So what is the right question? First we need to understand the function and value of a blog post as it relates to promoting yourself or your business. I always describe a blog as a conversation over a cup of coffee: a conversation with a colleague, a conversation with a customer or perhaps a conversation with a prospect.
Conversations With Your Prospects
When you meet with a prospect do you pull out your marketing literature and recite it verbatim? I hope not. So what DO you say?
My guess is it would be a variation on a traditional sales approach: exchange pleasantries, talk about his business, get an idea of his goals, challenges and needs. The next step would likely be to identify areas where your product or service can help him with his goals, challenges and needs.
You’ll explain your understanding of his problems and suggest ways you could help. You’ll cite some use cases and specific examples.
That is a blog post.
Conversations With Your Customers
Your customer calls you up to ask for some advice. You listen carefully to the issue. What’s your next step? Mail out some marketing material? Maybe, but most likely you’ll proceed to dole out your wisdom in the effective use of your product for her particular situation. Or maybe there’s a complimentary product or service you recommend.
That is a blog post.
Conversations With Your Colleagues
If you’re like me you like to talk about issues relating to your industry with co-workers, colleagues and other industry professionals. Where is the market going? What are the challenges? How can we improve? How do we educate the marketplace?
Those are blog posts.
So Who’s Going To Read My Blog?
Who’s going to read your blog posts? Your prospects, customers and colleagues, for starters. What makes a blog different than your conversation over a cup of coffee is one simple factor: sharing. When your customer gets off the phone after a great conversation with you, where she received some great advice, she might be excited enough to tell some of her co-workers and colleagues. But the impact will be diminished. She can’t share your conversation. Ah, but she can share a blog post.

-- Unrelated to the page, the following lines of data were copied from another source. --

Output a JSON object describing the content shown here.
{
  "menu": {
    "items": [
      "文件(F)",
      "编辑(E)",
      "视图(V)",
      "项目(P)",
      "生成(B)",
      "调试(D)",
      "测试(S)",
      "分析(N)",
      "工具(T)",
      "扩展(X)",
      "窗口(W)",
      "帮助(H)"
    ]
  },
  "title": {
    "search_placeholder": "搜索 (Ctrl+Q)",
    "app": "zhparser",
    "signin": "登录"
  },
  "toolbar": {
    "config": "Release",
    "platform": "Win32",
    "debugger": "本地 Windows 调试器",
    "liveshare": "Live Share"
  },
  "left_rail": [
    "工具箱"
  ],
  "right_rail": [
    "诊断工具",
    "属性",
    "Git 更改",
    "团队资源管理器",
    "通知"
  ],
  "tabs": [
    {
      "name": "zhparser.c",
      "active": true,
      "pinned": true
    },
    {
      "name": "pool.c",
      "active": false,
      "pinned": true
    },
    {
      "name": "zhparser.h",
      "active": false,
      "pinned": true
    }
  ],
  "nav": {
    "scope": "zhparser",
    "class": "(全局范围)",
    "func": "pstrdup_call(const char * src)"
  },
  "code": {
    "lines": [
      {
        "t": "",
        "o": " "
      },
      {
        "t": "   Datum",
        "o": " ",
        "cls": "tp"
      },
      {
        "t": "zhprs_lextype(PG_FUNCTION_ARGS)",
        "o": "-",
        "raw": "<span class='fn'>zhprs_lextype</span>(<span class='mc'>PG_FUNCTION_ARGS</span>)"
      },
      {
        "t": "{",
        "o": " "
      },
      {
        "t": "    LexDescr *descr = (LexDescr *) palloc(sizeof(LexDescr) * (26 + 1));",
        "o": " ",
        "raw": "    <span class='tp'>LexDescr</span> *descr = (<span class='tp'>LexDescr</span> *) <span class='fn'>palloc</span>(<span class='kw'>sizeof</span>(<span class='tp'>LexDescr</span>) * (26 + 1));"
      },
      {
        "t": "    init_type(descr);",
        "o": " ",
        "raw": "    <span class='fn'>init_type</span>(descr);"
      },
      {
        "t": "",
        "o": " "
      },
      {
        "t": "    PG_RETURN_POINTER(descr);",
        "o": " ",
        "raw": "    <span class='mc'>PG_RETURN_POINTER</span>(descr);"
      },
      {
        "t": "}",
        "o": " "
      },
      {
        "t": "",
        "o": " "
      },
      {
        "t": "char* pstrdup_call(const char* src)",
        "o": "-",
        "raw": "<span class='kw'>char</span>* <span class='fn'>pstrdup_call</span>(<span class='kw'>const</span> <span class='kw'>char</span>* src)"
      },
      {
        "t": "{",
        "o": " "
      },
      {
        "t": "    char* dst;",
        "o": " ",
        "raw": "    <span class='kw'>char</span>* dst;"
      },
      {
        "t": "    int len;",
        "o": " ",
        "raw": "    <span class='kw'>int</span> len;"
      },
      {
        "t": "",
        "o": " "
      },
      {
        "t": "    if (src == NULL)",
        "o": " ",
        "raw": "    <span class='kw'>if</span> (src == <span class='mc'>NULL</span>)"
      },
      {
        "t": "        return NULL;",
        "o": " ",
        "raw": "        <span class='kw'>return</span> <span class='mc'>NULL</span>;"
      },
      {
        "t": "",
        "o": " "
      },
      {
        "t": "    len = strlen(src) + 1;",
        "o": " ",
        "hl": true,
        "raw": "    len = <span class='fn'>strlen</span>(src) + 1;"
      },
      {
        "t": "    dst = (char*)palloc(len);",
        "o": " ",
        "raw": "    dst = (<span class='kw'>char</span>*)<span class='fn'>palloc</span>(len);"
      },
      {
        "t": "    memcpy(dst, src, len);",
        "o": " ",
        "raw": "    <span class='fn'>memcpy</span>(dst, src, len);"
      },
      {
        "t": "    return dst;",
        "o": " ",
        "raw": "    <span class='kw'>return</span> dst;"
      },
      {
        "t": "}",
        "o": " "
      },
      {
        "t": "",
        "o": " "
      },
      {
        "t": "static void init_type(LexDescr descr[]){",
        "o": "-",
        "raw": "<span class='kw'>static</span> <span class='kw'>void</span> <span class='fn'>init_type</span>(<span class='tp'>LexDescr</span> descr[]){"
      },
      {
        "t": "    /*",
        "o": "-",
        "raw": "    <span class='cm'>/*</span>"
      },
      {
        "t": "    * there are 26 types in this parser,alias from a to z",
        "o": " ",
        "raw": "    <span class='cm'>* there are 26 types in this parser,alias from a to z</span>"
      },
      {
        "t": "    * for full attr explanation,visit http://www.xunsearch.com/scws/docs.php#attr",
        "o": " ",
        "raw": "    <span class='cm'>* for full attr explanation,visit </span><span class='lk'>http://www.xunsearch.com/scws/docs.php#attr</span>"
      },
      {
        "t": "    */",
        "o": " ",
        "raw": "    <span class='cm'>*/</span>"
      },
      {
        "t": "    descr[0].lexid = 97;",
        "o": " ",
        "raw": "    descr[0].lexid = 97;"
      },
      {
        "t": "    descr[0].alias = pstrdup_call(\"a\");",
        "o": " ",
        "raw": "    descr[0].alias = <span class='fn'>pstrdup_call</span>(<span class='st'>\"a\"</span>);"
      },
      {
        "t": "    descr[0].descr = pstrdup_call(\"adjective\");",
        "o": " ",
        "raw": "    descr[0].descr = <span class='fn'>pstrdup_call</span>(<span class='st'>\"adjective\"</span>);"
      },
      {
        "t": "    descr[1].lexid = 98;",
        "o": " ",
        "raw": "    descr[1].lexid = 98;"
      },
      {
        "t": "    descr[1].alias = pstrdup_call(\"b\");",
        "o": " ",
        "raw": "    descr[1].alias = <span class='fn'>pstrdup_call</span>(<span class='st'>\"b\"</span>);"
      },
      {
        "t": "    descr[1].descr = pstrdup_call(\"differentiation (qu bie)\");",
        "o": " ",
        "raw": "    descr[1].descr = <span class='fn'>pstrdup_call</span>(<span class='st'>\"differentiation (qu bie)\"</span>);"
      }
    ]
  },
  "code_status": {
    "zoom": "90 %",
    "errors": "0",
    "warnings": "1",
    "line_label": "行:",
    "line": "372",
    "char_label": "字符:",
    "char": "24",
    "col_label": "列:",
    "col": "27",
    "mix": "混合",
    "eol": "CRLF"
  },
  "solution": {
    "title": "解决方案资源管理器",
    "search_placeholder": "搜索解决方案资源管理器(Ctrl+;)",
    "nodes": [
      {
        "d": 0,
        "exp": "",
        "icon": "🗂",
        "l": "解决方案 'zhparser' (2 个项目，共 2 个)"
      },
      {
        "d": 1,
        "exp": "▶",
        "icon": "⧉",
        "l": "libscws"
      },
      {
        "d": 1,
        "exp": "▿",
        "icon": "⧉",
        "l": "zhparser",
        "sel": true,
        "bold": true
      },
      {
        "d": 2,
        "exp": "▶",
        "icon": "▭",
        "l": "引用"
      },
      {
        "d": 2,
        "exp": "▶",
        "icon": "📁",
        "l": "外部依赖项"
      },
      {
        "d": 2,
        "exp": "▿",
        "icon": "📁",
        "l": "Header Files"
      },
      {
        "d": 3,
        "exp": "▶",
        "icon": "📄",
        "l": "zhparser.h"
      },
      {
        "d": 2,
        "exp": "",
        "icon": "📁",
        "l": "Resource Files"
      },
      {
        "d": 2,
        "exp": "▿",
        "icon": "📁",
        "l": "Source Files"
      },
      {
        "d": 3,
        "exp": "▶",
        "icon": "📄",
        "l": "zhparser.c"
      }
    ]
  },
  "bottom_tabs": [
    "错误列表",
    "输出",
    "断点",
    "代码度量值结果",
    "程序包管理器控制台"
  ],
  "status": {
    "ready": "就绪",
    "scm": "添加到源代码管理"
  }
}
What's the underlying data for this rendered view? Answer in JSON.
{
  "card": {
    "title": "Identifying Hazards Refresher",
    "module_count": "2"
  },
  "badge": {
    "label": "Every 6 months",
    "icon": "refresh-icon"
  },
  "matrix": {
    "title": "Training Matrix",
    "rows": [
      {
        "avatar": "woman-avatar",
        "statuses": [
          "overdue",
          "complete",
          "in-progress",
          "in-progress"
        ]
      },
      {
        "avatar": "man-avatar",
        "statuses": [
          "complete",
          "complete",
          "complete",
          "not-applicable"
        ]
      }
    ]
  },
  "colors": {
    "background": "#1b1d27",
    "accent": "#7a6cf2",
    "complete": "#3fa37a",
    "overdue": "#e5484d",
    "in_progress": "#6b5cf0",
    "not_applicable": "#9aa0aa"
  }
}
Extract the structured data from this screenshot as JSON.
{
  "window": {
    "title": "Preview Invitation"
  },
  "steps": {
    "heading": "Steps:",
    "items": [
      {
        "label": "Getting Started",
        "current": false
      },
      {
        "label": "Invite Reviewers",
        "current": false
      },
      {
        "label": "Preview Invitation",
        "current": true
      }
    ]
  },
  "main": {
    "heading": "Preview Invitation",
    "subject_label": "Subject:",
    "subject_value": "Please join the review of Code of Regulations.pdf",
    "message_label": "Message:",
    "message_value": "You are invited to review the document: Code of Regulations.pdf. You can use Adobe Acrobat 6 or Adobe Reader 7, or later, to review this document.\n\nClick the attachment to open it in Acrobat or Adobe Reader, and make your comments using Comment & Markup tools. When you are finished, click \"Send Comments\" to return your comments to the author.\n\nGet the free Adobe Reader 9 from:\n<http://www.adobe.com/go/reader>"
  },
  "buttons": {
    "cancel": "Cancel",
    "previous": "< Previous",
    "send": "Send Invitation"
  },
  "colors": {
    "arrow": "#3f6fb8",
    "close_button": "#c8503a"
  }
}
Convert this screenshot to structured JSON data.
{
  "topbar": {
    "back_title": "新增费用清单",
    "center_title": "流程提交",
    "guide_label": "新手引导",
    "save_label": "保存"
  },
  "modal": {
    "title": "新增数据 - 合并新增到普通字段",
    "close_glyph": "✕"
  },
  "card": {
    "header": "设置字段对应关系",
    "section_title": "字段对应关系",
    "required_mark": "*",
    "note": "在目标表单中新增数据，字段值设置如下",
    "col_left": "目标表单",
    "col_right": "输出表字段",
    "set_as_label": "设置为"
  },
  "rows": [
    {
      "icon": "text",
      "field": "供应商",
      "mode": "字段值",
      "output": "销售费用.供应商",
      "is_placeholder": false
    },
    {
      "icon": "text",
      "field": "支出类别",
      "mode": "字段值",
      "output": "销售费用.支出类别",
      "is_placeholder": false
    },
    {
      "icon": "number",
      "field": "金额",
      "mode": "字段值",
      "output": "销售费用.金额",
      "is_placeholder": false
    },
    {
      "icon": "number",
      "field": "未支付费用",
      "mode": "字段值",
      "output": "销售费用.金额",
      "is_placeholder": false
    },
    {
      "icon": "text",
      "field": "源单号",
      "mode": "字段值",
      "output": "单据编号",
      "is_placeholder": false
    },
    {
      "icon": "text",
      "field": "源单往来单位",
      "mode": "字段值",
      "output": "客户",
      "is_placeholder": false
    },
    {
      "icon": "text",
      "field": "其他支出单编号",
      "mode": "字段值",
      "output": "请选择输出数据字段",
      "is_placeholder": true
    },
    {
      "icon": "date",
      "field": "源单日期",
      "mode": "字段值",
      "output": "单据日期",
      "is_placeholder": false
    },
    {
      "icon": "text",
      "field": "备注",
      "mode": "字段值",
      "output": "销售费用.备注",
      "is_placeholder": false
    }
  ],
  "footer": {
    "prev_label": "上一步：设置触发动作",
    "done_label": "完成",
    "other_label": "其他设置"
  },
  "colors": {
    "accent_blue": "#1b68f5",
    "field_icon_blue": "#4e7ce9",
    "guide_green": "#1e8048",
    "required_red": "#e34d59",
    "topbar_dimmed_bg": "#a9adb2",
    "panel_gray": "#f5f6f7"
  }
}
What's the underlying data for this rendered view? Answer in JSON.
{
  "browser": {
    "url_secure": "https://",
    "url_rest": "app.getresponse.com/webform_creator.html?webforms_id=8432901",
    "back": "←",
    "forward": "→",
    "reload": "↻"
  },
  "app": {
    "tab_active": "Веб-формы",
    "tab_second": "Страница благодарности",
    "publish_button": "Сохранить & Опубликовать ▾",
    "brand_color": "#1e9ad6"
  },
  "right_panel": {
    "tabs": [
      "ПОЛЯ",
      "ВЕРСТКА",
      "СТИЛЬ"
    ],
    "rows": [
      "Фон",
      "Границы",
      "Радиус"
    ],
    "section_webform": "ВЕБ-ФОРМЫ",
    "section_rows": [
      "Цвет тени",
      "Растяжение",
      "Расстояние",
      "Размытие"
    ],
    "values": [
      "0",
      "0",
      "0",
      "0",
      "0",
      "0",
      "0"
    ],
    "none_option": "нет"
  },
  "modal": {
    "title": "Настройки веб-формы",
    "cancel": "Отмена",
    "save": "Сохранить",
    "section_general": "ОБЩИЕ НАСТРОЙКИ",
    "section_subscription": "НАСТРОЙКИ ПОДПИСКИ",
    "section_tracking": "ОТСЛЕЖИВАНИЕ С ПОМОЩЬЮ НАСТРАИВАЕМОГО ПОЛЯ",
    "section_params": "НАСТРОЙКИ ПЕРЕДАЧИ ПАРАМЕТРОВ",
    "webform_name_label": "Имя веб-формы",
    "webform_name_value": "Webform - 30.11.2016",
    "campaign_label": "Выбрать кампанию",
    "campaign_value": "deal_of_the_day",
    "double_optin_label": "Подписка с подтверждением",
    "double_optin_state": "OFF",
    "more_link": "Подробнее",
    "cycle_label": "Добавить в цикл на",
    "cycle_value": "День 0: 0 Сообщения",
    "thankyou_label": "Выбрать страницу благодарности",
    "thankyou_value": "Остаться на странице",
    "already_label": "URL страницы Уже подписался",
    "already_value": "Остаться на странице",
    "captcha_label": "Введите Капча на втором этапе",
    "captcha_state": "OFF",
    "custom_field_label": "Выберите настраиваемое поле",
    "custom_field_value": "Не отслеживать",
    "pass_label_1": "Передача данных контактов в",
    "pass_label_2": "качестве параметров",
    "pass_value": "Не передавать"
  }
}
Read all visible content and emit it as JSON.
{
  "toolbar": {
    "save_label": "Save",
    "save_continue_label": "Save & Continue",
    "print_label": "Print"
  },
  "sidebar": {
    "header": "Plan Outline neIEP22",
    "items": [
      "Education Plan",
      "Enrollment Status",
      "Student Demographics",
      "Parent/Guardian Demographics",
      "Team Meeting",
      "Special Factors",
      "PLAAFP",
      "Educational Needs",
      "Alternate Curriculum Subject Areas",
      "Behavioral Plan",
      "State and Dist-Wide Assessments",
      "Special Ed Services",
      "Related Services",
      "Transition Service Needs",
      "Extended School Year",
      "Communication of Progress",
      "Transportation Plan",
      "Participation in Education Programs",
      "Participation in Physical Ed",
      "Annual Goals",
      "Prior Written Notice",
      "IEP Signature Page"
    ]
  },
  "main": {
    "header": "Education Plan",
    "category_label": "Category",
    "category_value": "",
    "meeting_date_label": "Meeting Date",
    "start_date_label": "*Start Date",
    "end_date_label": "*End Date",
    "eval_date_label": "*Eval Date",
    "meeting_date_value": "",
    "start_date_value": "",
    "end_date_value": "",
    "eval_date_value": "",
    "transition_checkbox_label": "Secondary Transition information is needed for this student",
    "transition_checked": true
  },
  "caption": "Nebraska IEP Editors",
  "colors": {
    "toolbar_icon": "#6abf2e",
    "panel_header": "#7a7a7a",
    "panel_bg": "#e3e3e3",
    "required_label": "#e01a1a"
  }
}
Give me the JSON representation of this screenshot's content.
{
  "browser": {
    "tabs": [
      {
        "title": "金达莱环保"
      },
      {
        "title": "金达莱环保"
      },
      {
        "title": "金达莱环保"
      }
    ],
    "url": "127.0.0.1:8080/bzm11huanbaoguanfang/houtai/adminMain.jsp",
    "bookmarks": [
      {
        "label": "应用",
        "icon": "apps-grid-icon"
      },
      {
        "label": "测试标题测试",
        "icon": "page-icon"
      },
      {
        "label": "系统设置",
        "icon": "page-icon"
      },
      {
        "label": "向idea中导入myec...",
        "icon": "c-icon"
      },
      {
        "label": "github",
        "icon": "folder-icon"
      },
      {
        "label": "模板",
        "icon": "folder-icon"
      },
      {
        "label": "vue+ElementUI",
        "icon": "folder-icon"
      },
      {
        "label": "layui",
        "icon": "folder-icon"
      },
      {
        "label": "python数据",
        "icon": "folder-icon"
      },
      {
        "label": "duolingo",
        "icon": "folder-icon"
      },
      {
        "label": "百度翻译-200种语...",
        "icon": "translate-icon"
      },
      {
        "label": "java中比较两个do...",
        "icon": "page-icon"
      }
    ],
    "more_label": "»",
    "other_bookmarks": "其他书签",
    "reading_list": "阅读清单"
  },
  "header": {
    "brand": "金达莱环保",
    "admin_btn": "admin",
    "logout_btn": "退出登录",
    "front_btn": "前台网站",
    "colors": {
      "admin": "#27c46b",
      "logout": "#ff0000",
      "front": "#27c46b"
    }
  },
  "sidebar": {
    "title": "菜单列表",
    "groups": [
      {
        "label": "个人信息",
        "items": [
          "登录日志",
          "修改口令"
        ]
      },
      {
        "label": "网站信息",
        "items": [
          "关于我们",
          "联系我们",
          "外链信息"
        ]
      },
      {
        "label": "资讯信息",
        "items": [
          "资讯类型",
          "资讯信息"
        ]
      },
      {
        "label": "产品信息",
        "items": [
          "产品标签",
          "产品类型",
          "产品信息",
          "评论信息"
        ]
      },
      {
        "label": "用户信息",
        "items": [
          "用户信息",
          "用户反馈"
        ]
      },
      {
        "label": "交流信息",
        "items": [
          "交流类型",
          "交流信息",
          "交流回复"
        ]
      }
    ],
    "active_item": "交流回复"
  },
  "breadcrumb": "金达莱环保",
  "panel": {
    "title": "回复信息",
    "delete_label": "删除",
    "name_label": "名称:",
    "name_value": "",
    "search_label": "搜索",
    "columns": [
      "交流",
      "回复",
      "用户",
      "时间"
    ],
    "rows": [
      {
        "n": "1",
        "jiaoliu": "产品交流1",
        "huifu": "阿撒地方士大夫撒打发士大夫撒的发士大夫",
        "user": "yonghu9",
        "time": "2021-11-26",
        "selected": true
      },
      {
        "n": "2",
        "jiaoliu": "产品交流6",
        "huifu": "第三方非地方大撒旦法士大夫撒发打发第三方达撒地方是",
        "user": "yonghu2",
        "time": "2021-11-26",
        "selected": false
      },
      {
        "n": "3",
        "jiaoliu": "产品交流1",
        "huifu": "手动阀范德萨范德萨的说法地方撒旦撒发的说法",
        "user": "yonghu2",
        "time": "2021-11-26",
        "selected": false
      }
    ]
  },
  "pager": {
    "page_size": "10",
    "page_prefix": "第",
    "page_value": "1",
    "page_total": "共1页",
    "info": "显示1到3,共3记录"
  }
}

It is true that for some people creating high-volume blog sites is a source of revenue. But for the average person looking to leverage blogging as part of a business strategy, you already have your audience. It’s the people you already know and with whom you already do business.
Bottom line: People love to share. Jokes, recipes, breaking news. Anything interesting. I continue to talk about content as the currency of the new millennium. The market for quality content is insatiable and sharing is the grease that lubricates the gears of the new economy. Old economy vehicles like print media are failing. Is it because the content is not good? No, it’s because you can’t easily share it (see Death of Print Media).
Sharing is what gets your message out beyond your immediate circle. It’s like having thousands of people standing behind your prospect/customer/colleague as you have that conversation over a cup of coffee.
So the question is not “who’s going to read it?”
What’s the right question?
“Can you write something they will want to share?”